(Isn’t it miraculous how there seems to be a Fraggle Rock song that fits every occasion?)
Dear Steve, especially…but also friends, readers, “followers,” and people who surfed in here randomly looking for extended metaphors on child care or something…
(To that last group: thank you for stopping by, and I’m sorry that I didn’t have what you were looking for.)
I have a confession to make:
I went to a Halloween party on October 21st dressed “sort of approximately” like Kermit, with the intention of, to paraphrase what I said on October 19th, getting the word out, trying to evoke some “epiphanies” in the casual fans, perhaps spurring them to some kind of action, but at the very least, bringing them into the conversation.
And I failed.
What follows is an explanation, not an excuse:
What you have to understand, first of all, is that I communicate so much more effectively through the written word than via face-to-face communication. In person, I tend toward introversion almost to the point of social awkwardness. When it comes to conversation, I am much more comfortable following somebody else’s lead rather than taking the initiative.

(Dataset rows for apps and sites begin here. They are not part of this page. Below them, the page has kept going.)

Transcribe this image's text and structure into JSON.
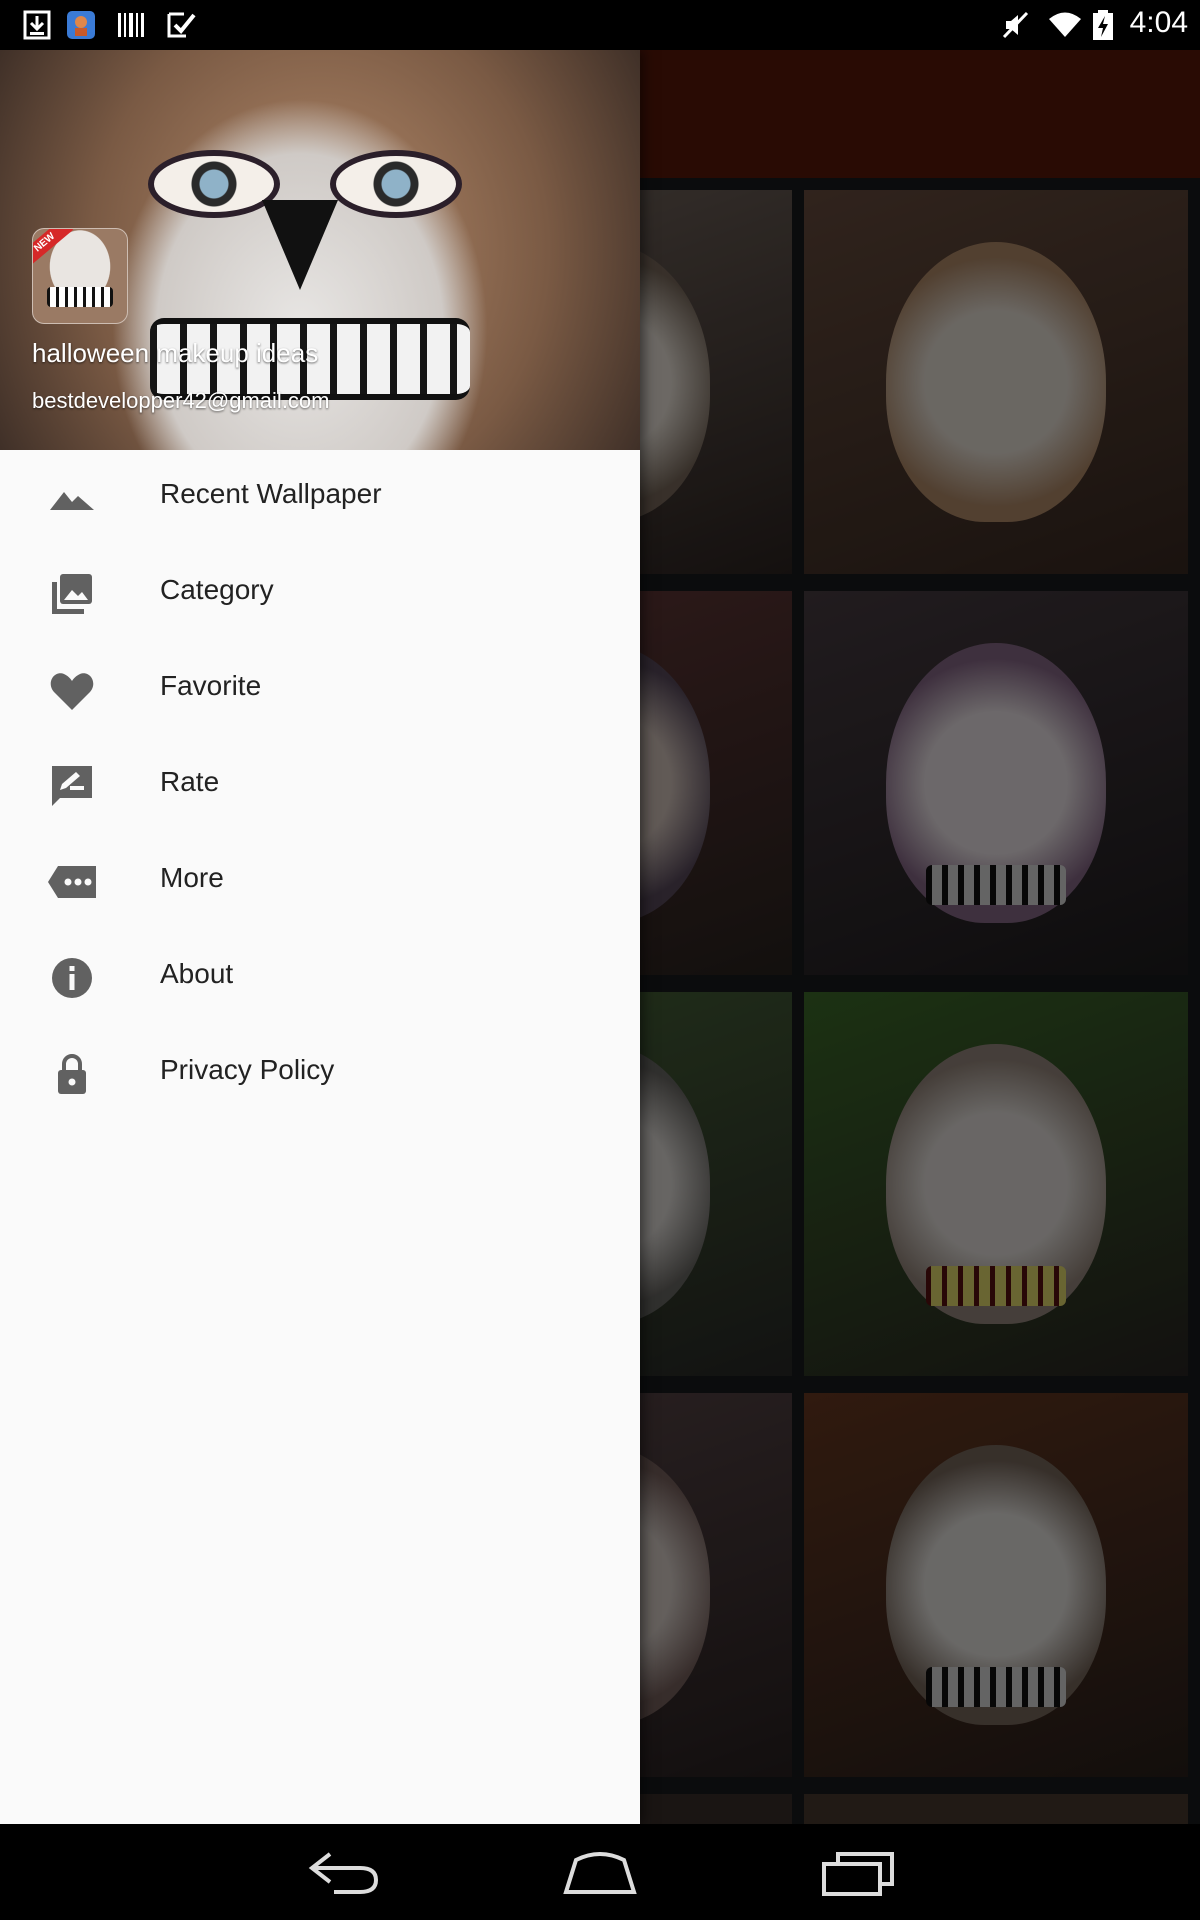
{
  "status_bar": {
    "time": "4:04",
    "left_icons": [
      "download-icon",
      "app-notification-icon",
      "barcode-icon",
      "task-check-icon"
    ],
    "right_icons": [
      "mute-icon",
      "wifi-icon",
      "battery-charging-icon"
    ]
  },
  "drawer": {
    "header": {
      "app_name": "halloween makeup ideas",
      "email": "bestdevelopper42@gmail.com",
      "badge": "NEW"
    },
    "items": [
      {
        "label": "Recent Wallpaper",
        "icon": "landscape-icon"
      },
      {
        "label": "Category",
        "icon": "photo-library-icon"
      },
      {
        "label": "Favorite",
        "icon": "heart-icon"
      },
      {
        "label": "Rate",
        "icon": "rate-review-icon"
      },
      {
        "label": "More",
        "icon": "more-tag-icon"
      },
      {
        "label": "About",
        "icon": "info-icon"
      },
      {
        "label": "Privacy Policy",
        "icon": "lock-icon"
      }
    ]
  },
  "nav_bar": {
    "buttons": [
      "back-icon",
      "home-icon",
      "recents-icon"
    ]
  },
  "colors": {
    "toolbar": "#5b1a0a",
    "drawer_bg": "#fafafa",
    "menu_icon": "#616161",
    "menu_text": "#222222"
  }
}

When I went to this party in Kermit costume, I knew that the people there would tend to the more casual side of the Muppet fan spectrum, i.e., not people who read the fan sites and obsess about it the way we do. But since the Schism was a fairly big story back in July, I anticipated that they would have at least heard about it, and when I went to the party in my approximate Kermit costume, I thought that that would spark comments along the lines of, “Oh yeah, what was it I heard a few months ago about Kermit getting fired or something…?” And then that would be my conversational “in.”
But nobody said anything along those lines at all. As far as I could tell, they didn’t even know what had happened. In retrospect, of course, I realize that that was all to the good; not having been poisoned by the vitriol that Disney and the Hensons had been spewing all over the place, perhaps they would have been more receptive to your side of the story, Steve. But I didn’t anticipate having to start at square one with them, and it threw me off my conversational game–which, as I mentioned, is not all that strong to begin with.
Again, all of this is just to explain my hypocrisy, not to excuse it.
I am so sorry, Steve. I feel that I let you down. You gave me a job to do, and I missed an opportunity to do it. Faced with the choice between doing what was right and what was easy, I chose the latter. I’m a disgrace to my pointed felt collar and styrofoam Kermit eyes.
I failed to practice what I preached, I talked the talk but couldn’t walk the walk, and … well, I could spout clichés about it until the cows come home, but the simple, unpleasant truth is that I screwed up. And there’s not much I can do about it now, Steve, but to apologize to you from the very bottom of my heart, and from the soles of my Kermit-green socks.